The Australian surfer’s achievement this year remains a case of despite, not because, of the support female athletes receive, but her success may herald a wave of change
Nightmare. A miscarriage of justice. Shocked. Manifestly unfair. A tragedy of Shakespearean proportions. A Pandora’s box.
The reaction to this morning’s news that the Court of Arbitration for Sport (CAS) has overturned the AFL tribunal’s acquittal of 34 current and former Essendon players has sent shockwaves though the sporting world. The ruling transcends a sport confined in the most part to just one country, Australia, its repercussions setting a precedent for professional sport worldwide.
Two players of the Australian Football League (AFL) club Collingwood, Lachlan Keeffe and Josh Thomas, have accepted two-year bans after testing positive for the banned substance clenbuterol.
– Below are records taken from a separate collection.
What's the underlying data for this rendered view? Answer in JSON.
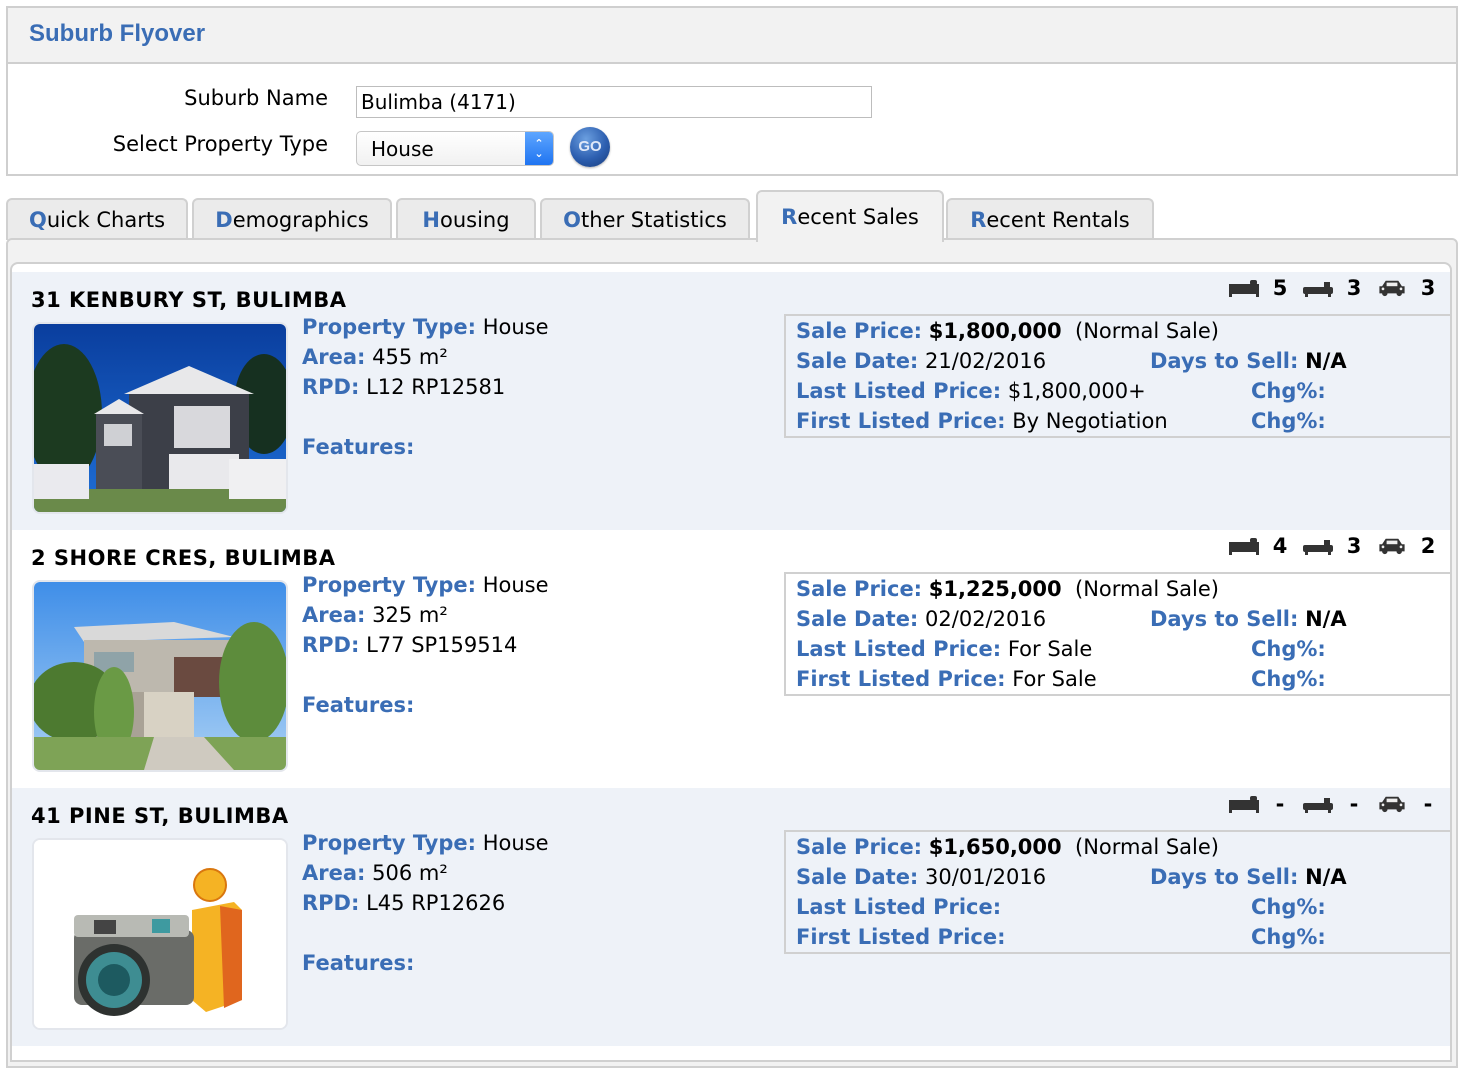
{
  "header": {
    "title": "Suburb Flyover",
    "suburb_label": "Suburb Name",
    "suburb_value": "Bulimba (4171)",
    "property_type_label": "Select Property Type",
    "property_type_value": "House",
    "go_label": "GO"
  },
  "tabs": [
    {
      "hotkey": "Q",
      "rest": "uick Charts",
      "active": false
    },
    {
      "hotkey": "D",
      "rest": "emographics",
      "active": false
    },
    {
      "hotkey": "H",
      "rest": "ousing",
      "active": false
    },
    {
      "hotkey": "O",
      "rest": "ther Statistics",
      "active": false
    },
    {
      "hotkey": "R",
      "rest": "ecent Sales",
      "active": true
    },
    {
      "hotkey": "R",
      "rest": "ecent Rentals",
      "active": false
    }
  ],
  "labels": {
    "property_type": "Property Type:",
    "area": "Area:",
    "rpd": "RPD:",
    "features": "Features:",
    "sale_price": "Sale Price:",
    "sale_date": "Sale Date:",
    "days_to_sell": "Days to Sell:",
    "last_listed": "Last Listed Price:",
    "first_listed": "First Listed Price:",
    "chg": "Chg%:"
  },
  "icons": {
    "bed": "bed-icon",
    "bath": "bath-icon",
    "car": "car-icon"
  },
  "listings": [
    {
      "address": "31 KENBURY ST, BULIMBA",
      "beds": "5",
      "baths": "3",
      "cars": "3",
      "property_type": "House",
      "area": "455 m²",
      "rpd": "L12 RP12581",
      "features": "",
      "sale_price": "$1,800,000",
      "sale_type": "(Normal Sale)",
      "sale_date": "21/02/2016",
      "days_to_sell": "N/A",
      "last_listed": "$1,800,000+",
      "last_chg": "",
      "first_listed": "By Negotiation",
      "first_chg": "",
      "photo": "house-photo"
    },
    {
      "address": "2 SHORE CRES, BULIMBA",
      "beds": "4",
      "baths": "3",
      "cars": "2",
      "property_type": "House",
      "area": "325 m²",
      "rpd": "L77 SP159514",
      "features": "",
      "sale_price": "$1,225,000",
      "sale_type": "(Normal Sale)",
      "sale_date": "02/02/2016",
      "days_to_sell": "N/A",
      "last_listed": "For Sale",
      "last_chg": "",
      "first_listed": "For Sale",
      "first_chg": "",
      "photo": "house-photo"
    },
    {
      "address": "41 PINE ST, BULIMBA",
      "beds": "-",
      "baths": "-",
      "cars": "-",
      "property_type": "House",
      "area": "506 m²",
      "rpd": "L45 RP12626",
      "features": "",
      "sale_price": "$1,650,000",
      "sale_type": "(Normal Sale)",
      "sale_date": "30/01/2016",
      "days_to_sell": "N/A",
      "last_listed": "",
      "last_chg": "",
      "first_listed": "",
      "first_chg": "",
      "photo": "no-photo-placeholder"
    }
  ],
  "colors": {
    "accent": "#3a6db5",
    "row_alt": "#eef2f8"
  }
}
The bans are backdated to their provisional suspension by the AFL in March earlier this year. Collingwood released a statement saying that, in accordance with the AFL Anti-Doping Code and the World Anti-Doping Agency, the two footballers had been delisted by the club and would be fined approximately $50,000 (€33,630) each, which includes having part of their 2015 player payments withheld, a figure agreed to by the players and their representatives.
The World Anti-Doping Agency (WADA) yesterday announced that it had appealed the Australian Football League (AFL) Anti-Doping Appeals Tribunal decision to clear Stephen Dank, the former sports scientist at Australian rules football club Essendon, of 21 charges of the league’s drug code. WADA Director General, David Howman, said in a statement that, ‘After a thorough examination of the evidence contained within the case file, WADA has decided to lodge its independent right of appeal to the Court of Arbitration for Sport (CAS).’